YOUR OBJECTIVE » In the records below, some lines contain the word "Access". Copy each of them.

Dataset rows describing interfaces
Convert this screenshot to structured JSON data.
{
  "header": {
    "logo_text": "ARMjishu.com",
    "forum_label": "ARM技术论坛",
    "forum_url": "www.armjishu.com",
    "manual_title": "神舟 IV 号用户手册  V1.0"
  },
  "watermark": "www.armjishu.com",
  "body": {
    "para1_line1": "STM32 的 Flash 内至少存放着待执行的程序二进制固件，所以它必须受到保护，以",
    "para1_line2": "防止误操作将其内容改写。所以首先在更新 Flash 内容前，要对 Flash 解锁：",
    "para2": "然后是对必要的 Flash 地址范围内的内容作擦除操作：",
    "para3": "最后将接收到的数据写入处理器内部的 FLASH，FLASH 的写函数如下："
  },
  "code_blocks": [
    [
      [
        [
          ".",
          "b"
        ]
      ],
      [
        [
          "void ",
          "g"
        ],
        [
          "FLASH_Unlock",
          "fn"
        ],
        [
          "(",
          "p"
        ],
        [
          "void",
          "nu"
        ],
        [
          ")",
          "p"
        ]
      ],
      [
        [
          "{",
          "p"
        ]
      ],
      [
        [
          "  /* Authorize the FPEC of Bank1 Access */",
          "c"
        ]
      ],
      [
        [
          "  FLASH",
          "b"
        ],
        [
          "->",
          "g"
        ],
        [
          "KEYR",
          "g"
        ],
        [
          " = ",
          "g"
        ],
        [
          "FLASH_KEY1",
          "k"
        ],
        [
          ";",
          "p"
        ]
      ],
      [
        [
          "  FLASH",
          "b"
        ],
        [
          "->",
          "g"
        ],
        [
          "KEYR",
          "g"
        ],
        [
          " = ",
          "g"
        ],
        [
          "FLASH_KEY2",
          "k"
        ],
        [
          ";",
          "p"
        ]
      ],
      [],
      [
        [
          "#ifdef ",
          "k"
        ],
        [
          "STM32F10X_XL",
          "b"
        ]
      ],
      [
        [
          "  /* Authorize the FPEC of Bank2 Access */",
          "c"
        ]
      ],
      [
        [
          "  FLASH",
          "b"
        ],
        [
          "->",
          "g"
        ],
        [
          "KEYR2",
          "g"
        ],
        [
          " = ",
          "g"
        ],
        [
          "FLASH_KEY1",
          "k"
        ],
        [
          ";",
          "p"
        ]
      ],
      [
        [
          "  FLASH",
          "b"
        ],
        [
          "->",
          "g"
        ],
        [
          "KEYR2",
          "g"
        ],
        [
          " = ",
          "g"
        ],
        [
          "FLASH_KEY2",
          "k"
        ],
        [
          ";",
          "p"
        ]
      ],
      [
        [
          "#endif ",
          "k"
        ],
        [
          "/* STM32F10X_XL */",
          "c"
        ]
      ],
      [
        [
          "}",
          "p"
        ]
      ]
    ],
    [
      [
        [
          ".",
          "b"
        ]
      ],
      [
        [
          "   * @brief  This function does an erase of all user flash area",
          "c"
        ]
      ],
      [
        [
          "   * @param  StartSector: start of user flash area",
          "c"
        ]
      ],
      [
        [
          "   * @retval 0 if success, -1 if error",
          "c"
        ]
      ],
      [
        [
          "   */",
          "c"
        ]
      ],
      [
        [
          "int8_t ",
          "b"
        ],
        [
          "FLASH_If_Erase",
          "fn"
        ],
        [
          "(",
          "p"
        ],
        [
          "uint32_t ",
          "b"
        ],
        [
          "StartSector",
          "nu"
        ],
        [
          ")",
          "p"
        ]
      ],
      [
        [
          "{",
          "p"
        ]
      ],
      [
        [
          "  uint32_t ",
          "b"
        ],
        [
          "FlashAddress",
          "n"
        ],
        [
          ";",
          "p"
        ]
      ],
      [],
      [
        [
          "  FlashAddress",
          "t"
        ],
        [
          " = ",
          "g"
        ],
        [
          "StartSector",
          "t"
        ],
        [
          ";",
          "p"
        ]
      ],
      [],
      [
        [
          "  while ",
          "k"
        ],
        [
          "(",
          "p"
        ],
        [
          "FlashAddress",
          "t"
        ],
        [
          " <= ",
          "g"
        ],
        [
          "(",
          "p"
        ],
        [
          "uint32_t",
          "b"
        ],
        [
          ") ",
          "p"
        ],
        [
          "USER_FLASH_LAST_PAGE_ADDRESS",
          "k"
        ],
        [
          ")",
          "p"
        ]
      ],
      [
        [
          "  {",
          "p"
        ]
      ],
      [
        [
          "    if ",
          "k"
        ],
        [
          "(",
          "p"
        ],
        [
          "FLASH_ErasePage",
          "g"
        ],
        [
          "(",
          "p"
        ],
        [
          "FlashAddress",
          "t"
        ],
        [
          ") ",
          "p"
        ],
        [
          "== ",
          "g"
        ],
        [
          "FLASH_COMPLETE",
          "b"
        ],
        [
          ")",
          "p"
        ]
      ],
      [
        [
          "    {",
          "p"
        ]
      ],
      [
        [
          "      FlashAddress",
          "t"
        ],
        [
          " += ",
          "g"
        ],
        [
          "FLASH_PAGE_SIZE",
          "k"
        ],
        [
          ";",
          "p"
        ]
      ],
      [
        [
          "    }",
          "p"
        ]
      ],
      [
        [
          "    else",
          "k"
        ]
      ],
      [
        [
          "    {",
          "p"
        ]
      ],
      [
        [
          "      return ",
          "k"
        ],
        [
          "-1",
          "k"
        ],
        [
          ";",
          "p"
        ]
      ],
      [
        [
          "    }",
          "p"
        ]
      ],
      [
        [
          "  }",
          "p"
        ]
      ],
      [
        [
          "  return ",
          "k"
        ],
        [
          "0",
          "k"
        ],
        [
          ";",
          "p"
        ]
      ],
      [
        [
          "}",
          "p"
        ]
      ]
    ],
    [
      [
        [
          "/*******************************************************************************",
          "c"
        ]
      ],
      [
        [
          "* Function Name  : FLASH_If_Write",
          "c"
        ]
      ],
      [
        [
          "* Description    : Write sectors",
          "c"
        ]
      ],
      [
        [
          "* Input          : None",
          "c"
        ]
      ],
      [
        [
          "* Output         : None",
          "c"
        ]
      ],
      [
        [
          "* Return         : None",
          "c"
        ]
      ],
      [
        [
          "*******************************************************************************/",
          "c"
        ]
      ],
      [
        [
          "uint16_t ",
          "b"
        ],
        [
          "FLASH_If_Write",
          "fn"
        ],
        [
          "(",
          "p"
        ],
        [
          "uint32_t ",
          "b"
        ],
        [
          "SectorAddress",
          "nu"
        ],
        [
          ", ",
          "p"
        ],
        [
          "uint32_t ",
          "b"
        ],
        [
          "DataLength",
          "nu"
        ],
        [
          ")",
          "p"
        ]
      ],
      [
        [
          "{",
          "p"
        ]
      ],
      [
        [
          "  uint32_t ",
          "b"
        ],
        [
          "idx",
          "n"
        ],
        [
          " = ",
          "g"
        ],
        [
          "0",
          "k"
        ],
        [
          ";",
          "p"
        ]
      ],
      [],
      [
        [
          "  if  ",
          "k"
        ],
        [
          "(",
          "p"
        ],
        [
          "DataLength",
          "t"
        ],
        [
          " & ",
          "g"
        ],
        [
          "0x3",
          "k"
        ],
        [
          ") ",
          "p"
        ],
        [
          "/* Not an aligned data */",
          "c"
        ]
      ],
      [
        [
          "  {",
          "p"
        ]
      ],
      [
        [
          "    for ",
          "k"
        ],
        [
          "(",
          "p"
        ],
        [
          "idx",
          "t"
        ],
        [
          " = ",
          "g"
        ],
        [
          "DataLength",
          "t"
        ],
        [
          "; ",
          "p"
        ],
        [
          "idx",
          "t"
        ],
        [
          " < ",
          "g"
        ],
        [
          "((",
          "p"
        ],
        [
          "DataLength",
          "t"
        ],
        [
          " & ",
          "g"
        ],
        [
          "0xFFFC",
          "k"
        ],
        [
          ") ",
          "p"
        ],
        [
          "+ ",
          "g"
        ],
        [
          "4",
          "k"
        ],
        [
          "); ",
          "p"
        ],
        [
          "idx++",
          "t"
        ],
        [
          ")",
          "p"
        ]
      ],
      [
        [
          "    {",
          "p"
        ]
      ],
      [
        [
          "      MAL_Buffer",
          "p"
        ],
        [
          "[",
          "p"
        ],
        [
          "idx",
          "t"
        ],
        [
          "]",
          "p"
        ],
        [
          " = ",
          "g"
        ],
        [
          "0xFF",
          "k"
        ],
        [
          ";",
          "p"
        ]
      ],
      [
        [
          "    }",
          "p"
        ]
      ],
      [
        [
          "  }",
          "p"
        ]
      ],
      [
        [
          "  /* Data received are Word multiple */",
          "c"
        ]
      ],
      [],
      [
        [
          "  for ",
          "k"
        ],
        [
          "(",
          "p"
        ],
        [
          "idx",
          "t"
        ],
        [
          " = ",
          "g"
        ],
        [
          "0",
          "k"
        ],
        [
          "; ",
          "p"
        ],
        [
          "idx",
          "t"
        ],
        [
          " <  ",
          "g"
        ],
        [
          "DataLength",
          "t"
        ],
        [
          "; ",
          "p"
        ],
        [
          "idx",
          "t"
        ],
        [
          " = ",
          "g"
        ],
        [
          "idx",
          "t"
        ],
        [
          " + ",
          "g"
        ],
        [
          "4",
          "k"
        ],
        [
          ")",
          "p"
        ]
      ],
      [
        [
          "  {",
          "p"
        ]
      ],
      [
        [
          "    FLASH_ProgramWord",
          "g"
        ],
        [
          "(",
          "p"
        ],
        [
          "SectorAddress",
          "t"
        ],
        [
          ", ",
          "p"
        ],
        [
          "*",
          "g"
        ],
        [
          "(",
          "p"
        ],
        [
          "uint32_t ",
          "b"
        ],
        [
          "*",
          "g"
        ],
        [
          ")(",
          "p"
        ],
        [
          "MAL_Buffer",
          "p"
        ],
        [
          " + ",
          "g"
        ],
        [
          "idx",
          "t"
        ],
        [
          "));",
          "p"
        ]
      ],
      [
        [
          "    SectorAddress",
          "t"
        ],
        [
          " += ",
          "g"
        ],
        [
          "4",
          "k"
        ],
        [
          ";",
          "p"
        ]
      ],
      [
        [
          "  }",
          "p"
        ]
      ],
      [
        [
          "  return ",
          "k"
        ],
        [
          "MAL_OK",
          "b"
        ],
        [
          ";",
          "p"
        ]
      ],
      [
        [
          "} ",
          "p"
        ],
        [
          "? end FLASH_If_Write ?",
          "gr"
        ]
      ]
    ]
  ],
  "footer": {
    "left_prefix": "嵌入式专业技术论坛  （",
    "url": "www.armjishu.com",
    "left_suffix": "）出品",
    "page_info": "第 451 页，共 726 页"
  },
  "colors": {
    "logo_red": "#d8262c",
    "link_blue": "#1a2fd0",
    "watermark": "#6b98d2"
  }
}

THE ANSWER »
          "  /* Authorize the FPEC of Bank1 Access */",
          "  /* Authorize the FPEC of Bank2 Access */",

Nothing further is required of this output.